▶ _Provided data_
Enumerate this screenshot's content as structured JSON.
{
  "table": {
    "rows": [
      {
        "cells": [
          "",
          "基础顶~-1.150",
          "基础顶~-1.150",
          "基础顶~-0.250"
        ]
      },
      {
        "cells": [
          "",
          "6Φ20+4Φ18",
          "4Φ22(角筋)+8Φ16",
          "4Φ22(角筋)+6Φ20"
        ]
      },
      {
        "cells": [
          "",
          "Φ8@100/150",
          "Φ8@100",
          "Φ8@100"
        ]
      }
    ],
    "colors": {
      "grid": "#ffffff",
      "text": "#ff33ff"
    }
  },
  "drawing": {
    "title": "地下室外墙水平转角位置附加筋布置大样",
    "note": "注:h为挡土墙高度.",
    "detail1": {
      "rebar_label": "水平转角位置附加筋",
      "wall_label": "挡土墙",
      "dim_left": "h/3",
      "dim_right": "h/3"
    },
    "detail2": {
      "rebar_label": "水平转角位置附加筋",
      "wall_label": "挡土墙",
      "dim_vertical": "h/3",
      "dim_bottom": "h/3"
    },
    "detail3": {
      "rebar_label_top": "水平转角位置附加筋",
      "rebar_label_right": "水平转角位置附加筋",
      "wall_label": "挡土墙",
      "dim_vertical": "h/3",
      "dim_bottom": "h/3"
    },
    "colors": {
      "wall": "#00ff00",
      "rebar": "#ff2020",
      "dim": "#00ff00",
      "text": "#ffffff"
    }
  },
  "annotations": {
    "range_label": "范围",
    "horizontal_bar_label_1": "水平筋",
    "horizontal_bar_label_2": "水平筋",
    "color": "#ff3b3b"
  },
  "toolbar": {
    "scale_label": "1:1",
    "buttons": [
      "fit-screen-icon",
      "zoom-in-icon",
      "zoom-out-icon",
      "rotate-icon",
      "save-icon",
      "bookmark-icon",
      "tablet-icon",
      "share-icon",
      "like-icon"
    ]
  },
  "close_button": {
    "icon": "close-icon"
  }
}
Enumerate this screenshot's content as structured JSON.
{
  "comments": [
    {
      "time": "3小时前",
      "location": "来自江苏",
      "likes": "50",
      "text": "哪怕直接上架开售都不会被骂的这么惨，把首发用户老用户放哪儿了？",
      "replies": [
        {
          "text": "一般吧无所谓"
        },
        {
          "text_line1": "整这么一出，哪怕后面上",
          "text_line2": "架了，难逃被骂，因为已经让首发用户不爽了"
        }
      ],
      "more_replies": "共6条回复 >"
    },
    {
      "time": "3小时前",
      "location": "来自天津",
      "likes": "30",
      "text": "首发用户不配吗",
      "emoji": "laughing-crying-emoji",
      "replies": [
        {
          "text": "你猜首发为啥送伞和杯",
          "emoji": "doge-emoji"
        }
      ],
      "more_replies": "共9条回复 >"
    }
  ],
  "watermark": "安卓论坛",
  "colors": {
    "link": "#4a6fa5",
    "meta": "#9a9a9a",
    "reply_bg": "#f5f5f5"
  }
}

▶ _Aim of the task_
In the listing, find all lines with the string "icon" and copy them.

▶ _Response box_
      "fit-screen-icon",
      "zoom-in-icon",
      "zoom-out-icon",
      "rotate-icon",
      "save-icon",
      "bookmark-icon",
      "tablet-icon",
      "share-icon",
      "like-icon"
    "icon": "close-icon"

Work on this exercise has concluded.